Organic and Biological Chemistry

4.4 Aldehydes and Ketones

aldehydes and ketones
Aldehydes and Ketones
  • Carbonyl functional group
  • Aldehyde: terminal carbon
  • Ketone: non terminal carbon
aldehydes and ketones1
Aldehydes and Ketones
  • Aldehydes are prepared by a controlled oxidation of the corresponding primary alcohol. The aldehyde is distilled off as it forms to prevent further oxidation.
aldehydes and ketones2
Aldehydes and Ketones
  • Aldehydes are oxidised by acidified dichromate ions to the corresponding carboxylic acid.
aldehydes and ketones3
Aldehydes and Ketones
  • Ketones are prepared by the oxidation of secondary alcohols. No further oxidation occurs.
aldehydes and ketones4
Aldehydes and Ketones
  • When heated with Tollen’s reagent (ammoniacal silver nitrate), aldehydes are oxidised to carboxylate ions.
  • RCHO  RCOO–
  • The silver diamine ion is reduced to metallic silver which can be deposited on the test tube giving a silver mirror.
  • Ag(NH3)2+  Ag
aldehydes and ketones5
Aldehydes and Ketones
  • Ketones (and alcohols) do not oxidise with Tollen’s reagent.
  • The silver mirror test is commonly used to identify between aldehydes and ketones.
  • It can also be used to identify between an aldehyde and alcohol where dichromate ions would react with both.
carboxylic acids
Carboxylic Acids

Carboxyl group

  • Carboxylic acids can be prepared by oxidation of primary alcohols or aldehydes with excess acidified dichromate solution.
carboxylic acids1
Carboxylic Acids
  • Carboxylic acids are weak acids
  • If they are soluble in water then they will partially ionise to form hydronium and carboxylate ions.
  • RCOOH + H2O  H3O+ + RCOO–
  • Equilibrium position favours reactants.
carboxylic acids2
Carboxylic Acids
  • Carboxylic acids react readily with bases such as:
  • Hydroxides and Oxides(Products: Salt & Water)


  • Carbonates (Products: Salt ,Water and CO2)


  • Hydrogen carbonates (Products: Salt ,Water and CO2)


carboxylic acids3
Carboxylic Acids
  • Carboxylate salts of sodium and potassium are water soluble due to strong ion-dipole interactions which form between the negative carboxylate ion and the water molecules
ion dipole interactions
Ion dipole interactions
  • Strongest type of secondary interaction
  • Occurs between a full positive or negative charge (ion) and a polar molecule
  • Common between carboxylate ions and water or protonated amines and water
carboxylic acids4
Carboxylic Acids
  • Many drugs including (aspirin and other painkillers) contain a carboxyl group.
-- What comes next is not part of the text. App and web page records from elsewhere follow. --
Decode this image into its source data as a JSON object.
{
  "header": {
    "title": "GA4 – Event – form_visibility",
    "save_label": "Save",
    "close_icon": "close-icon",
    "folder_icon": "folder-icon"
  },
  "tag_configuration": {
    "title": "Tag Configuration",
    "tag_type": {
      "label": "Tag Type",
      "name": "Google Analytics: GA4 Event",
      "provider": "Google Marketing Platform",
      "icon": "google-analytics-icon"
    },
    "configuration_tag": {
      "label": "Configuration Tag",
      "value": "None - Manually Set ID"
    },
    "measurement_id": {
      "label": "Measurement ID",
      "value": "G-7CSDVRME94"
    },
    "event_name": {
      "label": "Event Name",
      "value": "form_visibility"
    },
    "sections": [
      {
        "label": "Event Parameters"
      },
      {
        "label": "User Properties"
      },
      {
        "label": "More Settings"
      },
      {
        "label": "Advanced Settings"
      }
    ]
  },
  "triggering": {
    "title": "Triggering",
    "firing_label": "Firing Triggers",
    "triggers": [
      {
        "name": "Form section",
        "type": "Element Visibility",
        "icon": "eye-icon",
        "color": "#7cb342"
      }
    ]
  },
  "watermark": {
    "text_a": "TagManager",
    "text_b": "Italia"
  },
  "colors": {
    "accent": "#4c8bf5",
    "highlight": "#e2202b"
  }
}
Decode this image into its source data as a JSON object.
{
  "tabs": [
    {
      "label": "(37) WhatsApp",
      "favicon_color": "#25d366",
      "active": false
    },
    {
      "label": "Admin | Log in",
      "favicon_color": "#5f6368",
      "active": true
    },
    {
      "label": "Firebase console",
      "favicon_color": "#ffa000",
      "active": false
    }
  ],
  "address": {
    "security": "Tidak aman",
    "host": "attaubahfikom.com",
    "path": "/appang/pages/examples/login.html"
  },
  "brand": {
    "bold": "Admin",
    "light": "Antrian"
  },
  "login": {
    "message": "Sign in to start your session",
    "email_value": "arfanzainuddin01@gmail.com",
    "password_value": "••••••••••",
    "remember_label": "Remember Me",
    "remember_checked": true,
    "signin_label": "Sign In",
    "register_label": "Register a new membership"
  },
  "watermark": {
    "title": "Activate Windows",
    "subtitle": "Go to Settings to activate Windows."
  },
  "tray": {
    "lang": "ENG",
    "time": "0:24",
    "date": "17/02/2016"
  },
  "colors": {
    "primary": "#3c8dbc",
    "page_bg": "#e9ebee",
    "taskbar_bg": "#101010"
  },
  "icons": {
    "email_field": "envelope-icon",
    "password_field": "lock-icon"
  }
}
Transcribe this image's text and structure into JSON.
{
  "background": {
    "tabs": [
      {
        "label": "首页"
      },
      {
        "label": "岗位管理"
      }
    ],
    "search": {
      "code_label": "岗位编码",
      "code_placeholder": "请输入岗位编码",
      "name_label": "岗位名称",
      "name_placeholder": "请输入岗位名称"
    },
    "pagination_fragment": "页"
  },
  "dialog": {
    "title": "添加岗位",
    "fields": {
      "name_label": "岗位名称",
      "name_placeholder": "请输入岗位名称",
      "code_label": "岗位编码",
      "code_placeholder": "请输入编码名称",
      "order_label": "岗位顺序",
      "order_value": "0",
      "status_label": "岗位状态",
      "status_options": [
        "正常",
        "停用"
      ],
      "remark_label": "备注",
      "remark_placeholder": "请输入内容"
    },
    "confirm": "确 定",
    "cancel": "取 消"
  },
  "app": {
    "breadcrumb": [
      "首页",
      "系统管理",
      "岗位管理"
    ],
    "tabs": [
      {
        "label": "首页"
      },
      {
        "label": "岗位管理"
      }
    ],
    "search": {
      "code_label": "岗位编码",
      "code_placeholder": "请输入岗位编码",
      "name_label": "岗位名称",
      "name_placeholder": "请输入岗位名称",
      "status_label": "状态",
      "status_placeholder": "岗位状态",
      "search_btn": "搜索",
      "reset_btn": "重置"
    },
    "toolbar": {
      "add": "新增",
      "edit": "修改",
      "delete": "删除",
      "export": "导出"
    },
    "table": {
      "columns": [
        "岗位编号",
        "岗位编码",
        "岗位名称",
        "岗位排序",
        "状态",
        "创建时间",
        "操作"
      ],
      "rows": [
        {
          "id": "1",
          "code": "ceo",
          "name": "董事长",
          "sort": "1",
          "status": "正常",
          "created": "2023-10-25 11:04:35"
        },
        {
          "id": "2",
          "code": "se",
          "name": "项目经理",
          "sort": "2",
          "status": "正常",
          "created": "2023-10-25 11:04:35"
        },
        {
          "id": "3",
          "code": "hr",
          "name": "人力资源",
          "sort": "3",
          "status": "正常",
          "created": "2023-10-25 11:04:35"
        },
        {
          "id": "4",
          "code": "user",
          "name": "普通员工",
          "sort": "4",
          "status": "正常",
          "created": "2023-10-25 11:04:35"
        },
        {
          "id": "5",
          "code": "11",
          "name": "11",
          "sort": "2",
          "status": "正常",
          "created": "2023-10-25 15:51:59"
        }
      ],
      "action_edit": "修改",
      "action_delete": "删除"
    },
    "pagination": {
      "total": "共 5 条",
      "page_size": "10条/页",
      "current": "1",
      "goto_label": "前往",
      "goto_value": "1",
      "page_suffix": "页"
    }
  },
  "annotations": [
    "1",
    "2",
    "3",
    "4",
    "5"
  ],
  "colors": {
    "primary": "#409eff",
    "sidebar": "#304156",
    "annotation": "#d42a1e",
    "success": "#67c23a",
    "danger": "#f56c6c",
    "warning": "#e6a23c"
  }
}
These drugs are often mixed with solid sodium hydrogen carbonate which converts the acid to the water soluble carboxylate on mixing with water.
  • This makes the drug easier to take and quicker acting that it would be in its insoluble form.

Citric Acid

Salicylic Acid


1o (primary) amine

  • 2o (secondary) amine
  • Based on ammonia

3o (tertiary) amine

  • Amines tend to have unpleasant odours, often fishy.
  • Like ammonia, amines can act as a base accepting a proton from an acid
  • NH3 + H+→ NH4+
  • RNH2 + H+ RNH3+
  • The product of this reaction is referred to as the protonated form of the amine
  • The protonated form is soluble in water due to ion dipole interactions between the protonated amine ion and water
  • Many drugs (eg. Anaesthetics) contain amine functional groups
  • These drugs are insoluble in water and so would not be effective if administered as the amine
  • By protonating these drugs they are able to dissolve in water within the body and so can act




Methyl Orange


Ester functional group



  • Similar structure to carboxylic acids
  • Hydrogen on carboxyl group replaced by alkyl group
  • Fruity odour
naming esters
Naming Esters
  • Identify the alcohol carbon chain and the carbon chain from the acid.
  • Name the alcohol part first followed by the acid
  • Ethyl pentanoate

Methyl Cinnamate (Strawberry)

Aspirin (Acetyl Salicylic Acid)

Oil of Wintergreen (Methyl Salicylic Acid)

production of esters
Production of Esters
  • Esters are formed by the reaction of a carboxylic acid and alcohol
  • This reaction is called ESTERIFICATION but can also be referred to as a CONDENSATION reaction because water is one of the products.
  • The reaction is slow at room temp and so the reaction mixture must be refluxed for an extended period and concentrated sulfuric acid is used as the catalyst
  • This is an equilibrium reaction
production of esters1
Production of Esters
  • The yield of the ester can be increased by using excess of one of the reagents. (Usually the alcohol because it is cheaper)
  • Large carbon chains (R groups) on the acid and alcohol decrease the yield of ester
production of esters2
Production of Esters
  • The ester can be separated from the mixture using a separating funnel
  • The mixture is washed with sodium bicarbonate which ensures the acid dissolves in the water layer
production of esters3
Production of Esters
  • The aqueous layer which contains any unreacted alcohol and the sodium carboxylate salt can be tapped off leaving the organic layer
  • This layer is then distilled and the ester is collected at the appropriate tb
reactions of esters
Reactions of Esters
  • If an ester is refluxed with aqueous acid or base, it undergoes hydrolysis
  • In acidic conditions the products formed are a carboxylic acid and an alcohol. The reaction mixture is refluxed with sulfuric acid as the catalyst
  • This is the reverse of esterification

Acidic conditions

reactions of esters1
Reactions of Esters
  • In alkaline conditions the products formed are the carboxylate ions and the alcohol
  • The ester is refluxed with sodium hydroxide solution and the alcohol product can be separated from the sodium carboxylate salt by distillation
  • The carboxylic acid will reform if a solution of strong acid is added to the sodium carboxylate salt.

Alkaline conditions